To reinforce this, the Governor has given strong indication that staff of the two collapsed banks, who are found culpable after investigations by the Economic and Organised Crime Organisation (EOCO), will not be shielded but made to face the full rigours of the law.
We believe this will send the appropriate signals to bank staff that they would be held responsible for their actions and inactions.

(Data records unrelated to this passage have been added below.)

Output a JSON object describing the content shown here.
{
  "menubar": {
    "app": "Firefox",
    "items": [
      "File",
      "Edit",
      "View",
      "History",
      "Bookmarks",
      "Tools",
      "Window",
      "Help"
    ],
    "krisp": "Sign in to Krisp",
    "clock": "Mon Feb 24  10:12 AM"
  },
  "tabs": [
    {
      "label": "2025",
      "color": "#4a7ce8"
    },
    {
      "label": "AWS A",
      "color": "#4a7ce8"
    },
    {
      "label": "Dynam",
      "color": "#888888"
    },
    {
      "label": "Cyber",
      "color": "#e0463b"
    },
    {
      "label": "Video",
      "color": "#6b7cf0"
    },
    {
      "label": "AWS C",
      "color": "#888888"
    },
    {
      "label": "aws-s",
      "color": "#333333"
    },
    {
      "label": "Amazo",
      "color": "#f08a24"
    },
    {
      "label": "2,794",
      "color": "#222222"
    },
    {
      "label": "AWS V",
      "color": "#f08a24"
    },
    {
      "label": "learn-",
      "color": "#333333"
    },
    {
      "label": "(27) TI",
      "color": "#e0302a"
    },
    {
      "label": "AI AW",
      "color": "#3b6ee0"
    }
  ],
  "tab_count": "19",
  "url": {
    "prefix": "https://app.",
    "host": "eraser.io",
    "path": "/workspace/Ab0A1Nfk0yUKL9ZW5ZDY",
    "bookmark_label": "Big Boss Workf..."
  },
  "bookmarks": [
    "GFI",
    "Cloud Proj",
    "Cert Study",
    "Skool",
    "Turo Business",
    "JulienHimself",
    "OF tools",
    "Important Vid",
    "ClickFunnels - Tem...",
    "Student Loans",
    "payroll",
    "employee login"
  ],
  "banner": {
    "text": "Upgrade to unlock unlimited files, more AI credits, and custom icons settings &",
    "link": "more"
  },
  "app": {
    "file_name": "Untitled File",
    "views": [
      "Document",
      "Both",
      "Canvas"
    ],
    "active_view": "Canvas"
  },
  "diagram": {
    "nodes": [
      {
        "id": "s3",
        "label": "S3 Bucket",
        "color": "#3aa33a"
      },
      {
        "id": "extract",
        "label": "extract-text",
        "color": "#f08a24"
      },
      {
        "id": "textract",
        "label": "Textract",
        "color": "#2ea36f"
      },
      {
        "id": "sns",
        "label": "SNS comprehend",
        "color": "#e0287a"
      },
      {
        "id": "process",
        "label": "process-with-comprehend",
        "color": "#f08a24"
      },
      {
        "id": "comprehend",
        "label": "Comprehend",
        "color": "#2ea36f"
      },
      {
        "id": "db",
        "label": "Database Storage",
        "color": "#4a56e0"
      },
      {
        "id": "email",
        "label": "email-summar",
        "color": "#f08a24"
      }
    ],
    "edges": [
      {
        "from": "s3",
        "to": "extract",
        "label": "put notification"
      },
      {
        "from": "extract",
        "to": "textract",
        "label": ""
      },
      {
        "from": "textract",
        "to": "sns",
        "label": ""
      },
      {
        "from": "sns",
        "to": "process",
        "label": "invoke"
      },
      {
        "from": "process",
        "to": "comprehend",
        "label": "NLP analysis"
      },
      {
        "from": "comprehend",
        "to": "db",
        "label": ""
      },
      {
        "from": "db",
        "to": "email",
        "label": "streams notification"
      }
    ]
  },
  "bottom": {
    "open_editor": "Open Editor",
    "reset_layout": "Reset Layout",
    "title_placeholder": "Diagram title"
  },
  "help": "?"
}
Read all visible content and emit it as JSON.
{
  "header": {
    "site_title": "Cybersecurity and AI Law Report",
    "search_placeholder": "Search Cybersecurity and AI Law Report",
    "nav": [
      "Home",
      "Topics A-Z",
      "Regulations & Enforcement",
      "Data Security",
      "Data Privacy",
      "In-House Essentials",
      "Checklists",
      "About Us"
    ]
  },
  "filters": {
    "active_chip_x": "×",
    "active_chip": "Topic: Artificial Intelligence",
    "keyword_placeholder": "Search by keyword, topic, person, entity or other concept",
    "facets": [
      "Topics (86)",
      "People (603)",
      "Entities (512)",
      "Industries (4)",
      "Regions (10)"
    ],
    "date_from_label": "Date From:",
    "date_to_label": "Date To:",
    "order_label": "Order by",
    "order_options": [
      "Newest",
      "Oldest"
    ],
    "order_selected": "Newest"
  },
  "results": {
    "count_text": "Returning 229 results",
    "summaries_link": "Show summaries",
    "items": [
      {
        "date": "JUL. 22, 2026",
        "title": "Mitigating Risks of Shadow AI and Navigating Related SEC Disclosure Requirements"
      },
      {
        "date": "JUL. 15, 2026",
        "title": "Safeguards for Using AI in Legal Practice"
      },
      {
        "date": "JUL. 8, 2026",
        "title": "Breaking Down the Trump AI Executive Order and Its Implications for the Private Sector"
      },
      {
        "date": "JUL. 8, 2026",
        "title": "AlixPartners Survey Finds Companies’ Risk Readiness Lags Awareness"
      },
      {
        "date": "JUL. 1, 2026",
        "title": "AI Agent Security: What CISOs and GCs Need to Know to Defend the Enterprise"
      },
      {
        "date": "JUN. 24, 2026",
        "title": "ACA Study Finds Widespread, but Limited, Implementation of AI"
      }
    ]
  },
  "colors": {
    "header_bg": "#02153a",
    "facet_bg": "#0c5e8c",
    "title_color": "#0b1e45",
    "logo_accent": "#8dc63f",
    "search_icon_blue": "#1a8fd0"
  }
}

For far too long, people in such sensitive positions have enjoyed the goodwill of officialdom and have got away with murder.
The BoG is supposed to ensure a stronger financial sector for the health of the economy and has consequently commenced a raft of reforms that includes enforcement and adoption of Basel II and III guidelines.
Basel regulations, in the main, aim at strengthening prudent capital regulation, supervision and market discipline to enhance risk management and maintain financial stability and it is part of these reforms that requires commercial banks to meet the new minimum capital requirement of GH¢400 million by December, 2018.
This is important to protecting the funds of depositors who often tend to be the first casualties of insolvency and liquidation.
We agree with the Governor that staff of the affected banks that supervised the collapse of these entities must not be spared the rod of correction and must answer for their actions.
Currently, some staff members of the collapsed banks are being grilled by EOCO and if found culpable, they should not be shielded as Dr. Addison has made clear.
Shielding anybody guilty of malfeasance or poor judgement will send the wrong signal to the public; it will strengthen the arms of those in the industry who are wont to take careless decisions that end up affecting us all.
The fact that the taxpayer is going to pay for the careless decisions of a few individual is reason enough for us to be all concerned about how these financial institutions are run.
The Deposit Protect law and the Ghana deposit Insurance Corporation should kick in full swing and work assiduously to save the banking industry from all acts of malfeasance and poor decision making. It would be good for us all.